You might want to start with a voyage down one of the oldest streets in the city, Wall Street. You’ve definitely heard of it, but did you know it’s named after an actual wall? The wall ran along the border of the early Dutch colony, New Amsterdam. That was like, 300 years before the stock market even existed!
Next, get out of the car for some fresh air. Let the history-soaked soil of New York’s oldest park seep into your stockings as you frolic in the grass of Bowling Green Park. The park was established in 1773, and the original iron fence erected in 1760 still surrounds it. In 1776, after hearing the Declaration of Independence, a crowd tore down the statue of King George in the park’s center, then cut the statue into pieces and melted the pieces into bullets for the Continental Army. The ornaments from the top of the fence were also cut off and melted into bullets — you can still see the irregular points from their removal. If that doesn’t ruffle your revolutionary feathers, I don’t know what will.
Take the 95 from New York City down into Philadelphia. The history in Philly is bountiful. From the Liberty Bell, to Independence Hall and, of course, a museum for the man who made turkeys famous in the first place — Benjamin Franklin.
After you’ve soaked up all the Philadelphian history you can absorb, make your way to the Amish Village in Lancaster, PA, by way of the I-76 W. This beautiful route is comprised of picturesque hills, cozy cabins, babbling brooks, and tilled farms with meadows. Travel back in time, until you finally arrive there, in the Amish village. There’s nothing like actual horse-drawn carriages, and no electricity or Internet to really hone in on that historic, colonial vibe. Not to mention the food is incredible. Visit Katie’s Kitchen for an authentic Amish dining experience. Pass the rye bread, please.
Driving through Maryland this time of year is a leaf peeper’s dream come true. Be dazzled by the autumn gold and rust-colored leaves along Maryland’s scenic byways. Take the US-30 W from Pennsylvania to land yourself in Baltimore, MD. It’s a quick and beautiful hour-and-a-half jaunt. From here you’ll follow the trail of British troops as they fought their way up the Chesapeake Bay and feel for yourself the bursting inspiration for the “Star-Spangled Banner.”

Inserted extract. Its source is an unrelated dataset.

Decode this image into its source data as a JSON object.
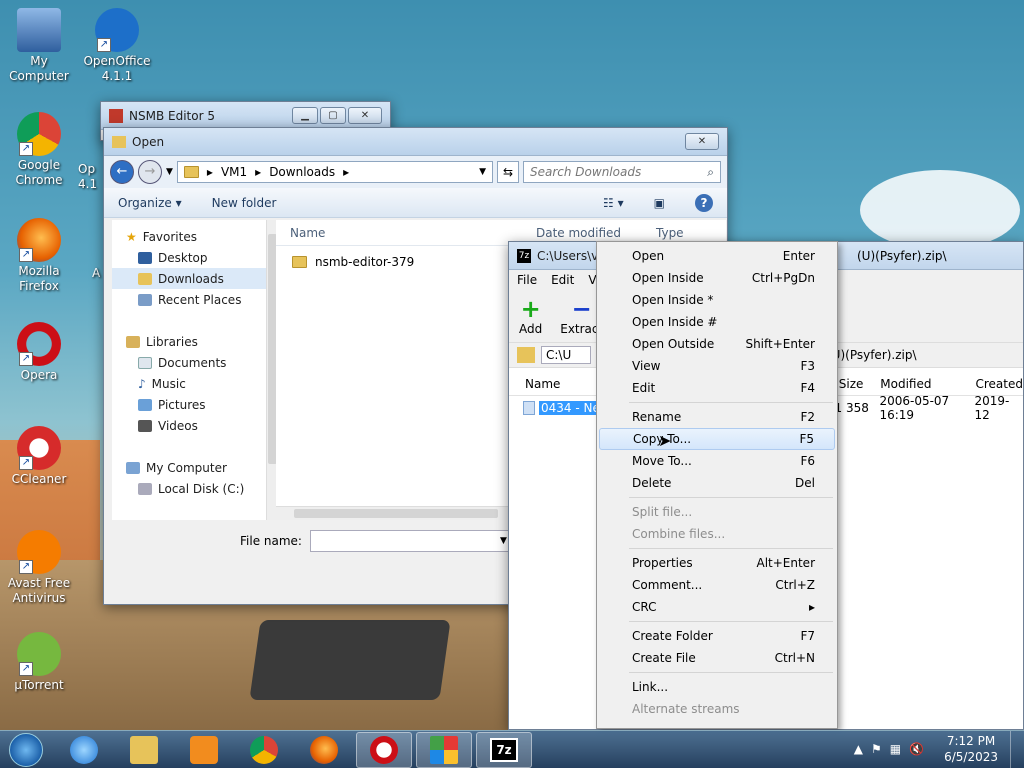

Take the MD-895 all the way down to Bladensburg, Maryland. There are historical stops all along the way, including The Star Spangled Banner Flag House, Fort McHenry National Monument and Historic Shrine, the Riversdale House Museum, and the beautiful Battle of Bladensburg Visitor Center and Waterfront park. Oh, say can you see all the pretty leaves?

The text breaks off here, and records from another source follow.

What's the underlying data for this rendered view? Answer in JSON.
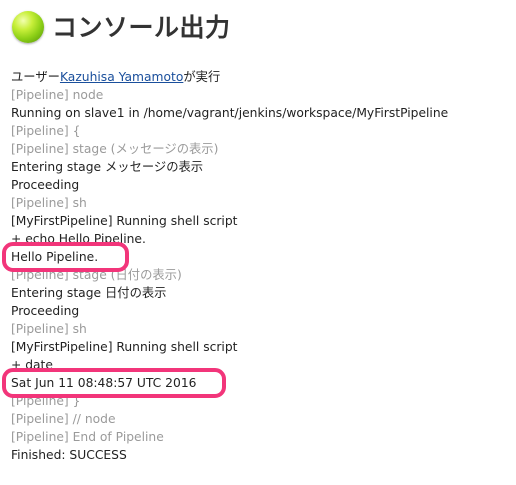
{
  "header": {
    "icon": "status-ball-green-icon",
    "title": "コンソール出力"
  },
  "console": {
    "started_by": {
      "prefix": "ユーザー",
      "user": "Kazuhisa Yamamoto",
      "suffix": "が実行"
    },
    "lines": [
      {
        "text": "[Pipeline] node",
        "kind": "pipeline"
      },
      {
        "text": "Running on slave1 in /home/vagrant/jenkins/workspace/MyFirstPipeline",
        "kind": "normal"
      },
      {
        "text": "[Pipeline] {",
        "kind": "pipeline"
      },
      {
        "text": "[Pipeline] stage (メッセージの表示)",
        "kind": "pipeline"
      },
      {
        "text": "Entering stage メッセージの表示",
        "kind": "normal"
      },
      {
        "text": "Proceeding",
        "kind": "normal"
      },
      {
        "text": "[Pipeline] sh",
        "kind": "pipeline"
      },
      {
        "text": "[MyFirstPipeline] Running shell script",
        "kind": "normal"
      },
      {
        "text": "+ echo Hello Pipeline.",
        "kind": "normal"
      },
      {
        "text": "Hello Pipeline.",
        "kind": "normal",
        "highlight": true
      },
      {
        "text": "[Pipeline] stage (日付の表示)",
        "kind": "pipeline"
      },
      {
        "text": "Entering stage 日付の表示",
        "kind": "normal"
      },
      {
        "text": "Proceeding",
        "kind": "normal"
      },
      {
        "text": "[Pipeline] sh",
        "kind": "pipeline"
      },
      {
        "text": "[MyFirstPipeline] Running shell script",
        "kind": "normal"
      },
      {
        "text": "+ date",
        "kind": "normal"
      },
      {
        "text": "Sat Jun 11 08:48:57 UTC 2016",
        "kind": "normal",
        "highlight": true
      },
      {
        "text": "[Pipeline] }",
        "kind": "pipeline"
      },
      {
        "text": "[Pipeline] // node",
        "kind": "pipeline"
      },
      {
        "text": "[Pipeline] End of Pipeline",
        "kind": "pipeline"
      },
      {
        "text": "Finished: SUCCESS",
        "kind": "normal"
      }
    ]
  },
  "colors": {
    "pipeline_text": "#9a9a9a",
    "normal_text": "#222222",
    "link": "#1a4f9c",
    "highlight": "#f2357a",
    "status_ball": "#8ccf16"
  }
}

Time to pay homage to our forefathers in Virginia. Head over to Mount Vernon where the man, the myth, the legend — George Washington himself — once resided. From Washington County, MD take the I-270 S to Mount Vernon where you can explore the 400-acre plantation and 21-room home of America’s first president.
Cross another forefather off your list by heading to Monticello in Charlottesville, VA by way of the I-95 south. Monticello was the sprawling mansion of Thomas Jefferson and provides a glory-filled glimpse into the life and times of one of America’s first great renaissance men.
Once you get tired of exploring old, huge mansions, you can finally head down to colonial Williamsburg, Jamestown, and Yorktown, by way of the I-64 E. Here you get to walk in the footsteps of the very first colonists in a recreated colonial town. You can even visit the first permanent English settlement in the new world, Jamestown, settled in 1607.
Thither you are, traveler. Fare thee well on your journeys, and I wish thee cheer on the day of your autumn harvest feast. Let us be thankful for the the early settlers who made the celebration of giving thanks a tradition.